- Opening Delimiter -

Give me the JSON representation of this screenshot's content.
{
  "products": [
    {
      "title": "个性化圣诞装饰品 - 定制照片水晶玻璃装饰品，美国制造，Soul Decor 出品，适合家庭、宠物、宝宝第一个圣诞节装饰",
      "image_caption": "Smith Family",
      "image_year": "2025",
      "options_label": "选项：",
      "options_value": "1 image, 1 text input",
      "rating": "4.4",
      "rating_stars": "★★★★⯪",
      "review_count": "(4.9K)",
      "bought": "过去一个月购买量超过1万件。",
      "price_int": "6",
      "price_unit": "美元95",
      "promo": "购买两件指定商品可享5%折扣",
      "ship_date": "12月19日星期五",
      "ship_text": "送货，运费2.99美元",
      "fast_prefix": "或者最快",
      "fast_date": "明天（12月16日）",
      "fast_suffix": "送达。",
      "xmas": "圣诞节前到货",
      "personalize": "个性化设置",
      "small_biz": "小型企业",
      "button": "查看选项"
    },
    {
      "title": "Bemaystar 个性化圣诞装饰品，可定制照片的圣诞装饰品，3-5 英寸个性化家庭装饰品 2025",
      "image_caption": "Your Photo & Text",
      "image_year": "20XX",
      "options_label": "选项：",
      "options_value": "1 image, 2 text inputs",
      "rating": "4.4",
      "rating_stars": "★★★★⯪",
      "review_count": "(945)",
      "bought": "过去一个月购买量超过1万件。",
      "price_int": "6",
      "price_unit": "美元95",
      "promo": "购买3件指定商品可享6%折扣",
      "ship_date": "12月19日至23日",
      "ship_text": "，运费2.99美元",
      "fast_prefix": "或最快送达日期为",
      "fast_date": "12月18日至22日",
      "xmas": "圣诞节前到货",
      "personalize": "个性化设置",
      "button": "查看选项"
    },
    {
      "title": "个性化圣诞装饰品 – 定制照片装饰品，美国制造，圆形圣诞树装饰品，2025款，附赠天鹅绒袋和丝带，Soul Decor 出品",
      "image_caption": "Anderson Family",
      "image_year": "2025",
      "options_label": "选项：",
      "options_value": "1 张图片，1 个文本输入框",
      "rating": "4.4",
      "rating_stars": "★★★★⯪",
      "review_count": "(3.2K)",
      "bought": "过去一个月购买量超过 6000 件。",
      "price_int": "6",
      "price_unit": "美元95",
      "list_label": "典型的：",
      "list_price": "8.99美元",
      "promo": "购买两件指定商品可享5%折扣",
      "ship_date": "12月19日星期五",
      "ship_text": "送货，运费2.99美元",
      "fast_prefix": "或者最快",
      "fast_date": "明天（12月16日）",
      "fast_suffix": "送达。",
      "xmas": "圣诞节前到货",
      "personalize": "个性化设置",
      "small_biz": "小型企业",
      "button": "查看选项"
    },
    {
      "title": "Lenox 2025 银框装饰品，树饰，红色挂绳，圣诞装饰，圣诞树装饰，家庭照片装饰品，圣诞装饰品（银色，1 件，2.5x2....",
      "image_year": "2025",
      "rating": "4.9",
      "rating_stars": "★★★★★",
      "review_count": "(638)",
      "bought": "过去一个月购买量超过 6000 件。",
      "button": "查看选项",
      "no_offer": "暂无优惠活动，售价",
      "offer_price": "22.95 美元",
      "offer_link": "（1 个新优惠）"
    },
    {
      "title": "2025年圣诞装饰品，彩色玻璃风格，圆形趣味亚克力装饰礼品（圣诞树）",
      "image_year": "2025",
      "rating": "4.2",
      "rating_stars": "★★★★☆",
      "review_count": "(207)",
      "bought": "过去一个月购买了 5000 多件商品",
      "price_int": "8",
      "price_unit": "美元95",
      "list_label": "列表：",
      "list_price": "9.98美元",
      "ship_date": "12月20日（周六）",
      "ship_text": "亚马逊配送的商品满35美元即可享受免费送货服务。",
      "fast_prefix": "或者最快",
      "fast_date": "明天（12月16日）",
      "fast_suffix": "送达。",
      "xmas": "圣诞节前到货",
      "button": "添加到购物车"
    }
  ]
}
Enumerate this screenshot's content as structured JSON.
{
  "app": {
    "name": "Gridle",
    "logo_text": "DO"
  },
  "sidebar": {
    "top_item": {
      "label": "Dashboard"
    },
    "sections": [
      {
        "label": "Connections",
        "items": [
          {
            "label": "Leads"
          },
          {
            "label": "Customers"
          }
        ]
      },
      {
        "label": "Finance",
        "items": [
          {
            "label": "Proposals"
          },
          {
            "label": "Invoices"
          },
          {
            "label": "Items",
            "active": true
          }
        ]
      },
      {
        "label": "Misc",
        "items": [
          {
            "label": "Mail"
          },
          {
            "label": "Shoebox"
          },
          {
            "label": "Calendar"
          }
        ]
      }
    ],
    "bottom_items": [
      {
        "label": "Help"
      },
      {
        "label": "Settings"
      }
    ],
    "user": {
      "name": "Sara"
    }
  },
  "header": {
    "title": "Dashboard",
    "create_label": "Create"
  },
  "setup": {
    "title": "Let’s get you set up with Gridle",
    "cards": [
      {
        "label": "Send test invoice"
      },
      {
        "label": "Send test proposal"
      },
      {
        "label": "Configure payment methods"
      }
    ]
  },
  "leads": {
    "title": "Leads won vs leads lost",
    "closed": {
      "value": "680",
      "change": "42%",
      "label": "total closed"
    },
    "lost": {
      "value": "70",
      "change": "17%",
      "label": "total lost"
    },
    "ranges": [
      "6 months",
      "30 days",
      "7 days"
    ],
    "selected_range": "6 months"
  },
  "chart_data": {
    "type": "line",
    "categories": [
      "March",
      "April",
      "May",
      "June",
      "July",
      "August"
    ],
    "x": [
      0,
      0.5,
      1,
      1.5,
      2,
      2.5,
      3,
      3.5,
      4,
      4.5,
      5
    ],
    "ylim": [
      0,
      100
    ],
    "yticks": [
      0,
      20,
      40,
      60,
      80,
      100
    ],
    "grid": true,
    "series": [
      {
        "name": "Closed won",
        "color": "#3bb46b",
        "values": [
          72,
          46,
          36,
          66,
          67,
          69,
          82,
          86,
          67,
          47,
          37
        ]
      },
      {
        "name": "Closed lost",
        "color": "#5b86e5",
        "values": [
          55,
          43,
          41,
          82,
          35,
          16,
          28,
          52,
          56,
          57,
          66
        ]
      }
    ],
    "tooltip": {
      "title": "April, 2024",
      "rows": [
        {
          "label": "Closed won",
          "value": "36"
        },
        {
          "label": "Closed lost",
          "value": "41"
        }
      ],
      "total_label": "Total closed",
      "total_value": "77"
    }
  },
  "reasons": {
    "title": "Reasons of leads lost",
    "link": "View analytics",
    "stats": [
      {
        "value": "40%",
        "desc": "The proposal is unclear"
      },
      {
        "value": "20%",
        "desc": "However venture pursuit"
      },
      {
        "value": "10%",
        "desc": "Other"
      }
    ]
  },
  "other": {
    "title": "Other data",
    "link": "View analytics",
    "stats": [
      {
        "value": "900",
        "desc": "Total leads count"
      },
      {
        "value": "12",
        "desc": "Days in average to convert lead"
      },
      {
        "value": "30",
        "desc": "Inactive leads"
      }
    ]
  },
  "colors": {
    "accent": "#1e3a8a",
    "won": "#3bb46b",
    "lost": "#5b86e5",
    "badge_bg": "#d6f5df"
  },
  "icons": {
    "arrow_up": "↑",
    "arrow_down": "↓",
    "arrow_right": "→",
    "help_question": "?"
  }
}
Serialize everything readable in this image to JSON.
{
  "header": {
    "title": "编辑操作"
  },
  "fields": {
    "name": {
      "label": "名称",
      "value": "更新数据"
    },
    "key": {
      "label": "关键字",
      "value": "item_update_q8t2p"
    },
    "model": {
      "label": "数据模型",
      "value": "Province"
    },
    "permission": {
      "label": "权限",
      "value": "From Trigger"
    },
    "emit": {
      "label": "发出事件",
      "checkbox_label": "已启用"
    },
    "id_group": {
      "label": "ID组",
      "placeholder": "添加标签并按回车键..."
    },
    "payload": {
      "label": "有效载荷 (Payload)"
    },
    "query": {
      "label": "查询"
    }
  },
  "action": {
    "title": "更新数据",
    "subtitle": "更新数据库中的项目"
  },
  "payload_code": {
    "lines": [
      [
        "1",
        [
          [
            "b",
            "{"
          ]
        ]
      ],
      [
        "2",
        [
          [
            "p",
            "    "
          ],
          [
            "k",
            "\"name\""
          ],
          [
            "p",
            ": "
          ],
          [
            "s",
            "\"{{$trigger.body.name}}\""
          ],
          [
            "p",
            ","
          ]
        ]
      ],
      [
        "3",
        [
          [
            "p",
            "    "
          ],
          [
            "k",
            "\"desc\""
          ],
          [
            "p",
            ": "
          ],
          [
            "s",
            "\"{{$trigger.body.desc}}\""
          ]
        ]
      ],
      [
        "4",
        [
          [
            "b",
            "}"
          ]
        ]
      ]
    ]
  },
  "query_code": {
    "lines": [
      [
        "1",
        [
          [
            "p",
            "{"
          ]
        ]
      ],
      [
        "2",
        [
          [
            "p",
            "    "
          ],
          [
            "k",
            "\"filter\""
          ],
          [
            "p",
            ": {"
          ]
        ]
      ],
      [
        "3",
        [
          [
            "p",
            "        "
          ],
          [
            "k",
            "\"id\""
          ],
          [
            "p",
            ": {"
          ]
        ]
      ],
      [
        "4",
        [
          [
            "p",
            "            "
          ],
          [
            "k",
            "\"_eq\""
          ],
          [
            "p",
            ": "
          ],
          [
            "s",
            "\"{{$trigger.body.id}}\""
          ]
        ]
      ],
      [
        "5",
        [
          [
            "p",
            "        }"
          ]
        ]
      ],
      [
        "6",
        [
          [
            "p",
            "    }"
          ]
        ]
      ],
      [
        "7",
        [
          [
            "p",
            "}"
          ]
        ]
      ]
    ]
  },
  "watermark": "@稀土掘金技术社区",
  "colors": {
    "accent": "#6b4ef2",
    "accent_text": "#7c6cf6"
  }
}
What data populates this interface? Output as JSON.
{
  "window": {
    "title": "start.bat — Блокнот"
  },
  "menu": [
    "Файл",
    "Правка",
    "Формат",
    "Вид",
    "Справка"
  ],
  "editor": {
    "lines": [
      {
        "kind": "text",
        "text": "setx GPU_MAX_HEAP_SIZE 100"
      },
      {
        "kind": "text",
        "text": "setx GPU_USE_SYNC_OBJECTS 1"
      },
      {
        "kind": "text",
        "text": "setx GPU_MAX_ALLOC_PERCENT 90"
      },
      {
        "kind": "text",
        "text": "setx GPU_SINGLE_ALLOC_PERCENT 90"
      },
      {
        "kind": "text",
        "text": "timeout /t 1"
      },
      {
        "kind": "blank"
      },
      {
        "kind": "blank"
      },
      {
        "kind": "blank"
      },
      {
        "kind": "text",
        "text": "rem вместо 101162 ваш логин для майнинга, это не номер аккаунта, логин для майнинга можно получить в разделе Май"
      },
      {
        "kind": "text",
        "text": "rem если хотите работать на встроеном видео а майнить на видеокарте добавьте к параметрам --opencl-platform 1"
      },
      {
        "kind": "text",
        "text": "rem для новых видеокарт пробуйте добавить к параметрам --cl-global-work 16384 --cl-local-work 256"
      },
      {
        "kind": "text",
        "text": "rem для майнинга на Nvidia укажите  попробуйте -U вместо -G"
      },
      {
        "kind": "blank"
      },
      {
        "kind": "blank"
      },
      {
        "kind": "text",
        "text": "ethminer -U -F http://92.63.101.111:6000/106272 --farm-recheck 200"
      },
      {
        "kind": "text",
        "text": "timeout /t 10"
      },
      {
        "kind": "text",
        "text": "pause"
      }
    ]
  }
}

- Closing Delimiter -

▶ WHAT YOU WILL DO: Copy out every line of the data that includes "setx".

▶ SOLUTION TO THIS PROBLEM:
        "text": "setx GPU_MAX_HEAP_SIZE 100"
        "text": "setx GPU_USE_SYNC_OBJECTS 1"
        "text": "setx GPU_MAX_ALLOC_PERCENT 90"
        "text": "setx GPU_SINGLE_ALLOC_PERCENT 90"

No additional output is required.